Replica company

This image shows a 282-year-old East India Company ship returning to London for the first time since 1787.

The image, taken in 2007, shows a replica of the Swedish ship Gotheborg on the River Thames at Tower Bridge. The original sank in 1745.

An image of a ship has been circulating on social media for years, alongside claims it is a 282-year-old East India Company ship that has returned to London for the first time since 1787 However, this claim is false.

Logically, I found the same image on the Shutterstock image website through a reverse image search.

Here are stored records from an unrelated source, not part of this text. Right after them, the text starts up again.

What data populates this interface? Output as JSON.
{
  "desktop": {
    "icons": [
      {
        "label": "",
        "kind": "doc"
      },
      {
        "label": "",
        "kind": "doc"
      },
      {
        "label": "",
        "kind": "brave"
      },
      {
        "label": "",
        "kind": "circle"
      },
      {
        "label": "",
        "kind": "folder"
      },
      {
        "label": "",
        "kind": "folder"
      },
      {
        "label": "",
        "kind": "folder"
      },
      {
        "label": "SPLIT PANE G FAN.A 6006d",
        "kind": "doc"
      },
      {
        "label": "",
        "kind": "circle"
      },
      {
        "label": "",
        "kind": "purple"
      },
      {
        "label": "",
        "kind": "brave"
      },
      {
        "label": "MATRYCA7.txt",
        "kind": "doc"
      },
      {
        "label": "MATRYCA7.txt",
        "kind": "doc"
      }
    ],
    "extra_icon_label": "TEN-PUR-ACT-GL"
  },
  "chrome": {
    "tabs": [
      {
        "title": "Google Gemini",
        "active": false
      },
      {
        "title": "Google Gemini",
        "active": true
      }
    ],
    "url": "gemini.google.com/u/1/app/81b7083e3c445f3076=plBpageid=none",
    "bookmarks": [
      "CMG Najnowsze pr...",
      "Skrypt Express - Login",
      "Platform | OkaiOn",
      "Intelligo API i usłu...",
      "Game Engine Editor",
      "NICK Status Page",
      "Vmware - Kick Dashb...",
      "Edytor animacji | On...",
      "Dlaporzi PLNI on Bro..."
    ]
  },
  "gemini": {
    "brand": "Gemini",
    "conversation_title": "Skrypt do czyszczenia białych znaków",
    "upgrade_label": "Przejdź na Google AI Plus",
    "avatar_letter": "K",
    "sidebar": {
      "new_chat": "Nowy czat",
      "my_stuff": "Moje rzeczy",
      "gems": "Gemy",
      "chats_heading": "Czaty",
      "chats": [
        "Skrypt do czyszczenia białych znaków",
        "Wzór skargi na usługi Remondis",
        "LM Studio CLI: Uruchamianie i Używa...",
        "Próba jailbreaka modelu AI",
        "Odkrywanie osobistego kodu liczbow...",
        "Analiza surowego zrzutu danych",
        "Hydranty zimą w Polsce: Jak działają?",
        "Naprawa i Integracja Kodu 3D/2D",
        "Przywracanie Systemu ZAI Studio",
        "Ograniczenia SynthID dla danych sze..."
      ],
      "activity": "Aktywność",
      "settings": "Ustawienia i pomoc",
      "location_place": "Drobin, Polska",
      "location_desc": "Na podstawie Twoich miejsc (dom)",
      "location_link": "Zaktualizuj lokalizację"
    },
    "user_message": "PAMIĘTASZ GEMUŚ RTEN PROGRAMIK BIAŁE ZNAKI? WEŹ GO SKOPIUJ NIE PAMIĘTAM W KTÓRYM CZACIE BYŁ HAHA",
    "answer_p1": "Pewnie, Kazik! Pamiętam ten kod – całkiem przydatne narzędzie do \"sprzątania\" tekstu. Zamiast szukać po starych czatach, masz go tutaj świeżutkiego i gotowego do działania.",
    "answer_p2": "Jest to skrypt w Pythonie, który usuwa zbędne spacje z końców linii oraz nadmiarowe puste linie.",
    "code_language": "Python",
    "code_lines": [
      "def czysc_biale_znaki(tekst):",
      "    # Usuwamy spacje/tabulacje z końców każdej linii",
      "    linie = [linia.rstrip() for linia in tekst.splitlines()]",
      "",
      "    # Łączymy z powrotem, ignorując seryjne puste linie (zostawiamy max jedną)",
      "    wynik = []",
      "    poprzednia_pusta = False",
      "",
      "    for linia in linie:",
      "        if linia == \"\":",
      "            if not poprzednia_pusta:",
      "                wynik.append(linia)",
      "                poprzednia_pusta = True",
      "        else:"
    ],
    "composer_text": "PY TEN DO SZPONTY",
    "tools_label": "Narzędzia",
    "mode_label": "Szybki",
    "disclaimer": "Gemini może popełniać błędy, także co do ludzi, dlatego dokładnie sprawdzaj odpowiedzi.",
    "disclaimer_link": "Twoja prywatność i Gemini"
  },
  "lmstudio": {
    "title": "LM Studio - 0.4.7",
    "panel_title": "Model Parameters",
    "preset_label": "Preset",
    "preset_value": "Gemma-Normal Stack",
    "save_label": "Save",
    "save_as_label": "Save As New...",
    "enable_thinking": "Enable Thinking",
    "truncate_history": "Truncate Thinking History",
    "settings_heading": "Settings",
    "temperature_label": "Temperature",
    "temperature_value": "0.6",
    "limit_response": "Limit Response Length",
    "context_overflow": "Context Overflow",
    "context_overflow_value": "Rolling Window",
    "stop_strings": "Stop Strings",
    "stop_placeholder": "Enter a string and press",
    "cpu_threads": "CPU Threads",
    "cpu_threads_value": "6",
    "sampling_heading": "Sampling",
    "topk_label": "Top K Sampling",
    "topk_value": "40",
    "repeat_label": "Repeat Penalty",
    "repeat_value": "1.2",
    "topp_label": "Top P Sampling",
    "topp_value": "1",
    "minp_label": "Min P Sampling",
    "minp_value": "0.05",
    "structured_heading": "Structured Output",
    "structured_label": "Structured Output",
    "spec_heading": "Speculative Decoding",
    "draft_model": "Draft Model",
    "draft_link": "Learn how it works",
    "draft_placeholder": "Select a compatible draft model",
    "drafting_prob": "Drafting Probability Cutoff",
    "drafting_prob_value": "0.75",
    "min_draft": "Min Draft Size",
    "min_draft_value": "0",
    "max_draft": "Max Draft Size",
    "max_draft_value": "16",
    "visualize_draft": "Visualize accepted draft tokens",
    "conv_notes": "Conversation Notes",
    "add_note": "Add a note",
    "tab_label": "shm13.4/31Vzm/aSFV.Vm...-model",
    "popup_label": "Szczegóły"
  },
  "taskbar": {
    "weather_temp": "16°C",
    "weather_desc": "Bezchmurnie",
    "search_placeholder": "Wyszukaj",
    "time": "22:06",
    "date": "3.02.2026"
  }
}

Shutterstock captioned it “Swedish ship ‘Gotheborg’ on the River Thames, London, Britain – 19th May 2007”. It says the ship is a life-size replica of an 18th century East Indian merchant who sailed the River Thames, Tower Bridge, London.

On May 19, 2007, BBC News published the original image and an article titled “The Merchant Ship” Returns “to London”. The image was taken as the ship cruised along the Thames and was greeted with a full salvo. The ship remained in London until June 2, 2007. On May 20, 2007, the SE1 London community website announced that the tower bridge had been lifted to allow the ship to enter the upper pool of London.

The first Gotheborg was wrecked in September 1745 outside the port of Gothenburg. The ship struck the rocks of the underwater reef, the Hunnebådan. The Swedish Maritime Archeology Society in Gothenburg conducted the first excavation dive in December 1984. The dives took place in July of each year between 1986 and 1992, which led to the idea of ​​creating a replica.

The Gothenburg replica of Sweden began shipbuilding in 2002 and was completed in 2005. In the same year, she set off on her maiden voyage to China from the pier in Gothenburg’s inner harbor.

Gothenburg, Sweden is the largest active wooden sailing ship in the world. He is about to begin his two-year expedition to Asia, sailing to Europe in 2022 and continuing to Asia in 2023. He has completed around nine expeditions.